It was organised by Mark Holden of Band ‘Less is More’ and the staff of the Station Inn. It is a great opportunity for the members of local bands to get together for an evening of live ‘covers’ performances and to socialise with members of bands that they may seldom, if ever, see or get to meet.
Mark organises a set-list and then identifies performers to put together a workable band. He has a rule that no more than 3 members of a single band can perform together at any one time (although this tends to get broken as the evening leads to more and more performers joining each set with everyone on stage at the end).
The rule ensures an edge to the performance that would not normally be there and also that no single band features unduly.
As the evening wears on and the drinks flow the atmosphere is, as always, electric, exciting and full of meetings with new people and new bands. For me the event had always been unmissable and set the New Year off to a positive start.
More images from this event can be found here, images from previous events from my collection are here.
Bands this year included ‘One in the Chamber’, ‘Nailed’, ‘Less is More’, ‘Reload’, ‘Black Dog’, ‘Sketches of Sound’, ‘Reluctant Sons’, ‘Stonepig’ and ‘Common Ground’ among others.
This simple, but effective, portrait was shot with minimum preparation and the absolute minimum of equipment. I used natural light and a camera in a most surprising location. During a business fair I was ‘Networking’ (chatting) with a Freelance Business owner about web-presence and the need for good, up to date head-shots. It transpired that Carol had not updated her on-line image for a while. Grabbing the opportunity with both hands we decided to get a shot immediately.
The Business Fair was held in the ground-floor room of a beautiful Georgian Guildhall.

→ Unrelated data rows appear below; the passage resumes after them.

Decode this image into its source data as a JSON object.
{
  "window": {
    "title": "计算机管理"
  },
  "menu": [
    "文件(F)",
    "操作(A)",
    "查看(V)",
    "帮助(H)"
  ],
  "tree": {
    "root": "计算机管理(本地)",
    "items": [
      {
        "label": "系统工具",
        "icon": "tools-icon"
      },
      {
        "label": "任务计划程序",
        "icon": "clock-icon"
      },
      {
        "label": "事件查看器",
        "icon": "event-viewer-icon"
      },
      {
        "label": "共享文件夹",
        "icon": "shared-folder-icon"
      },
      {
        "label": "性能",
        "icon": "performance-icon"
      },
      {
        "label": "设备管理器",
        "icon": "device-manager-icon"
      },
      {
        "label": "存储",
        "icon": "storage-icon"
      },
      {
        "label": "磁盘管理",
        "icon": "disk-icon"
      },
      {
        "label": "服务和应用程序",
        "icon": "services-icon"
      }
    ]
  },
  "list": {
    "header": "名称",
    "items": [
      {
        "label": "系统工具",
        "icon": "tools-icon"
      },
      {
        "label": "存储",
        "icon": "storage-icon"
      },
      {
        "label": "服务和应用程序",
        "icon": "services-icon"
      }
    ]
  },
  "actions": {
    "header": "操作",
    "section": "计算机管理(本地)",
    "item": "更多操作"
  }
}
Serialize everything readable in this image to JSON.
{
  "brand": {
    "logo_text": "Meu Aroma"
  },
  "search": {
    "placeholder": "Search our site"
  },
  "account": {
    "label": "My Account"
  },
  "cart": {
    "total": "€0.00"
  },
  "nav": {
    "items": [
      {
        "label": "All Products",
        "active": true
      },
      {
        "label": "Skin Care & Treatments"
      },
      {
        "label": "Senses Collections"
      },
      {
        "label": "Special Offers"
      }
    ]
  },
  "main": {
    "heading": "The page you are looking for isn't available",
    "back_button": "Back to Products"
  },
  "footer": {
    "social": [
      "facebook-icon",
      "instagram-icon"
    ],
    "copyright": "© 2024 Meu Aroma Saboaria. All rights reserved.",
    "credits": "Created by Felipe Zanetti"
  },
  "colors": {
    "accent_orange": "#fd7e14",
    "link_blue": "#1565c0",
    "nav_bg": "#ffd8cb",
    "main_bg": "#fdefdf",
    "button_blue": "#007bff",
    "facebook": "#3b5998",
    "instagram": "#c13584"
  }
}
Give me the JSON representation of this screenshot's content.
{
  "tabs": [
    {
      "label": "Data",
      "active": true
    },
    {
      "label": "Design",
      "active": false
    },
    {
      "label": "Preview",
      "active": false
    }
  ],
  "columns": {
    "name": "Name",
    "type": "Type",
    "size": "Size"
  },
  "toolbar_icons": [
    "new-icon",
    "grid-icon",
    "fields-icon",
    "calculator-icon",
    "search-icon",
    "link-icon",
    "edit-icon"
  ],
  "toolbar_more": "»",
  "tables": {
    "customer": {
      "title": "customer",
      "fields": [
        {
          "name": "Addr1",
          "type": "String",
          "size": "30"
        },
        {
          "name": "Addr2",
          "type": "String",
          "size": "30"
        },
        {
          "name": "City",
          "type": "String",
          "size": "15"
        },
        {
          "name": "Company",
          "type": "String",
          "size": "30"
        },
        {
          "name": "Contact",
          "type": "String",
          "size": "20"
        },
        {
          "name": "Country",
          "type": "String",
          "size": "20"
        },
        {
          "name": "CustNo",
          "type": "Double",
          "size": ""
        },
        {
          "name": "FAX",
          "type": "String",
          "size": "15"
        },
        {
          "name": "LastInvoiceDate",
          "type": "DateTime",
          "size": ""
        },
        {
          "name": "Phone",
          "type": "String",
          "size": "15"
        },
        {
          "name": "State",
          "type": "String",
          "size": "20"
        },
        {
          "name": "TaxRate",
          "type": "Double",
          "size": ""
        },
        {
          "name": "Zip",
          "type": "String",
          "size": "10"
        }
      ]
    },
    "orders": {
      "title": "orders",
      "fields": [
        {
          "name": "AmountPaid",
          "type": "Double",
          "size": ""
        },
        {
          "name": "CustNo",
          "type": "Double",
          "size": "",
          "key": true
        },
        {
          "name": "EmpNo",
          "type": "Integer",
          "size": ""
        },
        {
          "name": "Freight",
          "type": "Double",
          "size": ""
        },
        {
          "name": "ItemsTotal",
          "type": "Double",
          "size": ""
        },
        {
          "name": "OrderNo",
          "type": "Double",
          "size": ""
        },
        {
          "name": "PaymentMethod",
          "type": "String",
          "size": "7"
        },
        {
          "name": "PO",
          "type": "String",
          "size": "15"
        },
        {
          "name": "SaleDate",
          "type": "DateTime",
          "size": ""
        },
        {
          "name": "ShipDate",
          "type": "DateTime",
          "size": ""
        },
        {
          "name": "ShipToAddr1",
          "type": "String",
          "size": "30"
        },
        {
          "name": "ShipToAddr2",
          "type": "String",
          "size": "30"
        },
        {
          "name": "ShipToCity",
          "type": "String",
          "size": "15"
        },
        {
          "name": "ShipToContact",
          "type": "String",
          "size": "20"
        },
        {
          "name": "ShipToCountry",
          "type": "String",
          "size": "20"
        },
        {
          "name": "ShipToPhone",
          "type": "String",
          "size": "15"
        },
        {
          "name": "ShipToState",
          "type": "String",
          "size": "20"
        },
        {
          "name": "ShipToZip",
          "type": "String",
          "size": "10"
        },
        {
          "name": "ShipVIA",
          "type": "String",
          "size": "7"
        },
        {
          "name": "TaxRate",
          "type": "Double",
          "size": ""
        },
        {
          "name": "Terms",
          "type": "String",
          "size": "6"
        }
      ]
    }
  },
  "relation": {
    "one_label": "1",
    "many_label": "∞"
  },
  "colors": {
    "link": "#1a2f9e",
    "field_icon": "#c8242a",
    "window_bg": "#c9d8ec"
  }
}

The building has high ceilings, light walls and a sweeping staircase to the first floor. The stairwell has a huge, bright, north-facing window that gathers the soft light reflected from the exterior walls of a modern, concrete and glass shopping centre.
We took up positions on the stairs with the light flooding in from behind and to my right. Carol was seated on the steps above where I crouched. A couple of position changes and it was done.
I have driven through the village of Montagnac-la-Crempse on a number of occasions, up through the narrow, steep, streets and past the church which has been carved into the crest of the slope. The church being the highest point of the village has sweeping views over the village and the wooded Crempsie valley.
By the standards of most churches in this Region this church is quite small. It has been slotted into the slope giving the steps up to the arched front door a disorientating asymmetry that is both disturbing and beautiful.
On this particular, golden, Saturday the church had been prepared for a wedding. From inside came the sounds of the choir rehearsing. A few family and guests flitted in and out of the cool interior. Outside there were cut fir trees on either side of the door, decorated with family photos.
A flowing carpet of evergreen leaves cascaded down the steps. I looked in detail at the photographs hanging in the trees. These consisted of individuals, groups and portraits taken during wedding celebrations, of what appeared to be, a single family over a very, very long period of time. Some even showed this church decorated as it now was.
It was delightful to see traditions like this being so unselfconsciously continued.